## [INSTRUCTIONS FOR THE TASK]
Lines of the data that contain the word "details" are the ones to copy.

===== AVAILABLE DATA =====

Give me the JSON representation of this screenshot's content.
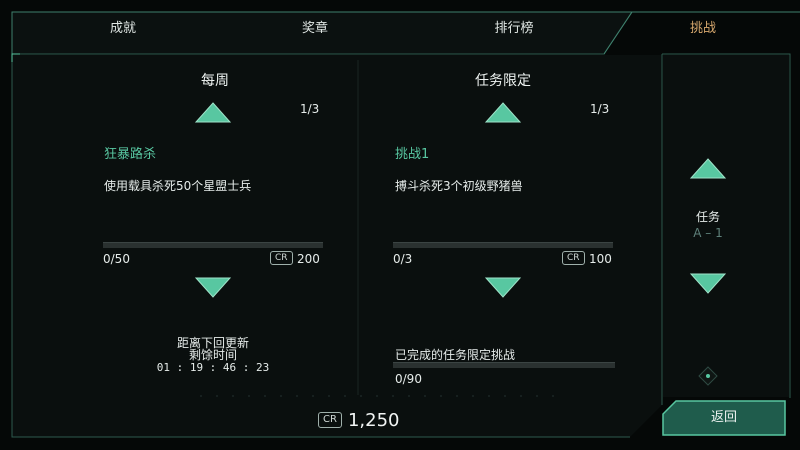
{
  "tabs": [
    {
      "label": "成就",
      "active": false
    },
    {
      "label": "奖章",
      "active": false
    },
    {
      "label": "排行榜",
      "active": false
    },
    {
      "label": "挑战",
      "active": true
    }
  ],
  "weekly": {
    "title": "每周",
    "page": "1/3",
    "challenge_name": "狂暴路杀",
    "description": "使用载具杀死50个星盟士兵",
    "progress_text": "0/50",
    "progress_fraction": 0,
    "reward_badge": "CR",
    "reward": "200",
    "timer_label_line1": "距离下回更新",
    "timer_label_line2": "剩馀时间",
    "timer": "01 : 19 : 46 : 23"
  },
  "mission": {
    "title": "任务限定",
    "page": "1/3",
    "challenge_name": "挑战1",
    "description": "搏斗杀死3个初级野猪兽",
    "progress_text": "0/3",
    "progress_fraction": 0,
    "reward_badge": "CR",
    "reward": "100",
    "completed_label": "已完成的任务限定挑战",
    "completed_text": "0/90",
    "completed_fraction": 0
  },
  "mission_select": {
    "label": "任务",
    "value": "A – 1"
  },
  "footer": {
    "credits_badge": "CR",
    "credits": "1,250",
    "back_label": "返回"
  },
  "colors": {
    "accent": "#58c7a1",
    "active_tab": "#d7a86e",
    "frame_line": "#3e7f6c",
    "background": "#050807"
  }
}
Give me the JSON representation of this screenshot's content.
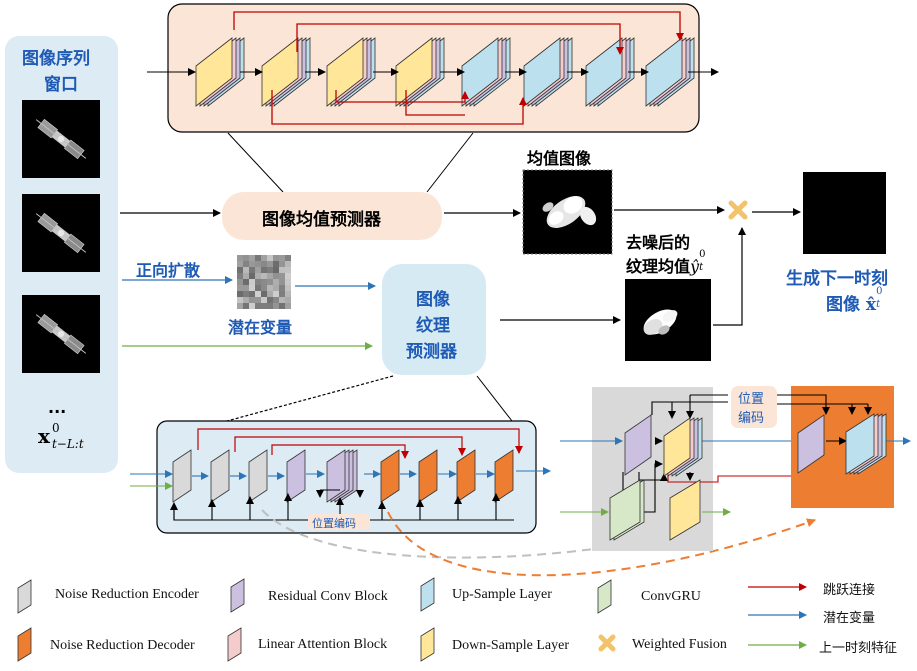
{
  "input_window": {
    "title_line1": "图像序列",
    "title_line2": "窗口",
    "ellipsis": "...",
    "formula_base": "x",
    "formula_sup": "0",
    "formula_sub": "t−L:t"
  },
  "nodes": {
    "mean_predictor": "图像均值预测器",
    "texture_predictor_line1": "图像",
    "texture_predictor_line2": "纹理",
    "texture_predictor_line3": "预测器",
    "forward_diffusion": "正向扩散",
    "latent_variable": "潜在变量",
    "mean_image": "均值图像",
    "denoised_line1": "去噪后的",
    "denoised_line2": "纹理均值",
    "denoised_symbol": "ŷ",
    "denoised_sub": "t",
    "denoised_sup": "0",
    "output_line1": "生成下一时刻",
    "output_line2": "图像",
    "output_symbol": "x̂",
    "output_sub": "t",
    "output_sup": "0",
    "position_encoding": "位置编码",
    "position_encoding_2_line1": "位置",
    "position_encoding_2_line2": "编码"
  },
  "legend": {
    "noise_reduction_encoder": "Noise Reduction Encoder",
    "residual_conv_block": "Residual Conv Block",
    "up_sample_layer": "Up-Sample Layer",
    "convgru": "ConvGRU",
    "skip_connection": "跳跃连接",
    "noise_reduction_decoder": "Noise Reduction Decoder",
    "linear_attention_block": "Linear Attention Block",
    "down_sample_layer": "Down-Sample Layer",
    "weighted_fusion": "Weighted Fusion",
    "latent_variable": "潜在变量",
    "previous_feature": "上一时刻特征"
  },
  "colors": {
    "input_panel": "#dcebf4",
    "unet_panel": "#fbe5d6",
    "mean_node": "#fbe5d6",
    "texture_node": "#d6eaf4",
    "detail_panel": "#dcebf4",
    "gru_panel": "#d9d9d9",
    "orange_panel": "#ed7d31",
    "yellow_block": "#ffe699",
    "blue_block": "#bde0ef",
    "gray_block": "#d9d9d9",
    "purple_block": "#ccc0e0",
    "orange_block": "#ed7d31",
    "green_block": "#d6e8c8",
    "pink_block": "#f4cccc",
    "skip_arrow": "#c00000",
    "latent_arrow": "#2e75b6",
    "feature_arrow": "#70ad47",
    "text_blue": "#1f5bb5"
  }
}
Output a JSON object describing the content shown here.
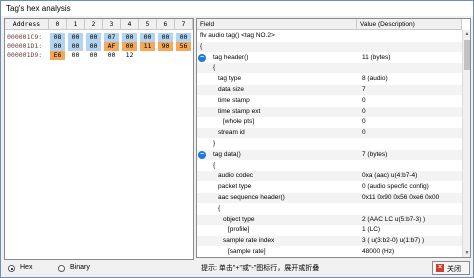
{
  "window": {
    "title": "Tag's hex analysis"
  },
  "hex": {
    "header": [
      "Address",
      "0",
      "1",
      "2",
      "3",
      "4",
      "5",
      "6",
      "7"
    ],
    "rows": [
      {
        "address": "000001C9:",
        "bytes": [
          "08",
          "00",
          "00",
          "07",
          "00",
          "00",
          "00",
          "00"
        ]
      },
      {
        "address": "000001D1:",
        "bytes": [
          "00",
          "00",
          "00",
          "AF",
          "00",
          "11",
          "90",
          "56"
        ]
      },
      {
        "address": "000001D9:",
        "bytes": [
          "E6",
          "00",
          "00",
          "00",
          "12",
          "",
          "",
          ""
        ]
      }
    ],
    "highlight_colors": {
      "blue": "#b3d4f0",
      "orange": "#f3a85c"
    }
  },
  "view_mode": {
    "hex_label": "Hex",
    "binary_label": "Binary",
    "selected": "Hex"
  },
  "tree": {
    "columns": [
      "Field",
      "Value (Description)"
    ],
    "rows": [
      {
        "field": "flv audio tag()   <tag NO.2>",
        "value": "",
        "indent": 0
      },
      {
        "field": "{",
        "value": "",
        "indent": 0
      },
      {
        "field": "tag header()",
        "value": "11 (bytes)",
        "indent": 1,
        "collapse": true
      },
      {
        "field": "{",
        "value": "",
        "indent": 1
      },
      {
        "field": "tag type",
        "value": "8 (audio)",
        "indent": 2
      },
      {
        "field": "data size",
        "value": "7",
        "indent": 2
      },
      {
        "field": "time stamp",
        "value": "0",
        "indent": 2
      },
      {
        "field": "time stamp ext",
        "value": "0",
        "indent": 2
      },
      {
        "field": "[whole pts]",
        "value": "0",
        "indent": 3
      },
      {
        "field": "stream id",
        "value": "0",
        "indent": 2
      },
      {
        "field": "}",
        "value": "",
        "indent": 1
      },
      {
        "field": "tag data()",
        "value": "7 (bytes)",
        "indent": 1,
        "collapse": true
      },
      {
        "field": "{",
        "value": "",
        "indent": 1
      },
      {
        "field": "audio codec",
        "value": "0xa (aac)  u(4:b7-4)",
        "indent": 2
      },
      {
        "field": "packet type",
        "value": "0 (audio specfic config)",
        "indent": 2
      },
      {
        "field": "aac sequence header()",
        "value": "0x11 0x90 0x56 0xe6 0x00",
        "indent": 2
      },
      {
        "field": "{",
        "value": "",
        "indent": 2
      },
      {
        "field": "object type",
        "value": "2 (AAC LC  u(5:b7-3) )",
        "indent": 3
      },
      {
        "field": "[profile]",
        "value": "1 (LC)",
        "indent": 4
      },
      {
        "field": "sample rate index",
        "value": "3 ( u(3:b2-0) u(1:b7) )",
        "indent": 3
      },
      {
        "field": "[sample rate]",
        "value": "48000 (Hz)",
        "indent": 4
      }
    ]
  },
  "status": {
    "hint": "提示: 单击\"+\"或\"-\"图标行，展开或折叠"
  },
  "buttons": {
    "close_label": "关闭",
    "close_icon_glyph": "×"
  }
}
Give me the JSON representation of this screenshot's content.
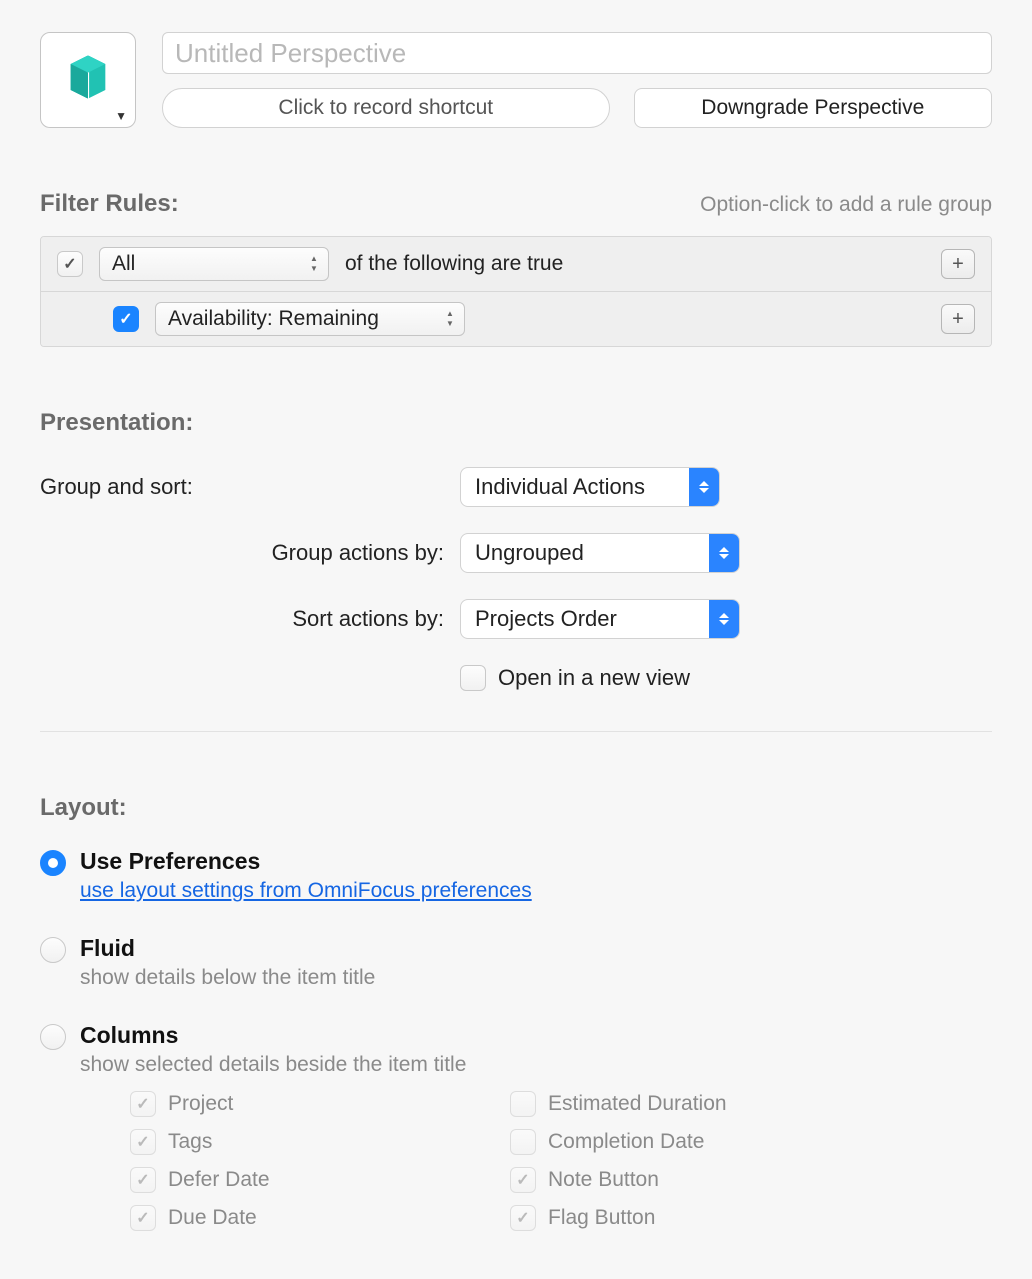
{
  "header": {
    "name_placeholder": "Untitled Perspective",
    "shortcut_button": "Click to record shortcut",
    "downgrade_button": "Downgrade Perspective"
  },
  "filter": {
    "title": "Filter Rules:",
    "hint": "Option-click to add a rule group",
    "root_mode": "All",
    "root_suffix": "of the following are true",
    "rule_1": "Availability: Remaining"
  },
  "presentation": {
    "title": "Presentation:",
    "group_and_sort_label": "Group and sort:",
    "group_and_sort_value": "Individual Actions",
    "group_by_label": "Group actions by:",
    "group_by_value": "Ungrouped",
    "sort_by_label": "Sort actions by:",
    "sort_by_value": "Projects Order",
    "open_new_view": "Open in a new view"
  },
  "layout": {
    "title": "Layout:",
    "use_preferences_label": "Use Preferences",
    "use_preferences_link": "use layout settings from OmniFocus preferences",
    "fluid_label": "Fluid",
    "fluid_sub": "show details below the item title",
    "columns_label": "Columns",
    "columns_sub": "show selected details beside the item title",
    "cols": {
      "project": "Project",
      "tags": "Tags",
      "defer": "Defer Date",
      "due": "Due Date",
      "estimated": "Estimated Duration",
      "completion": "Completion Date",
      "note": "Note Button",
      "flag": "Flag Button"
    }
  }
}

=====

## [EXERCISE OUTPUT]
    "fluid_sub": "show details below the item title",
    "columns_sub": "show selected details beside the item title",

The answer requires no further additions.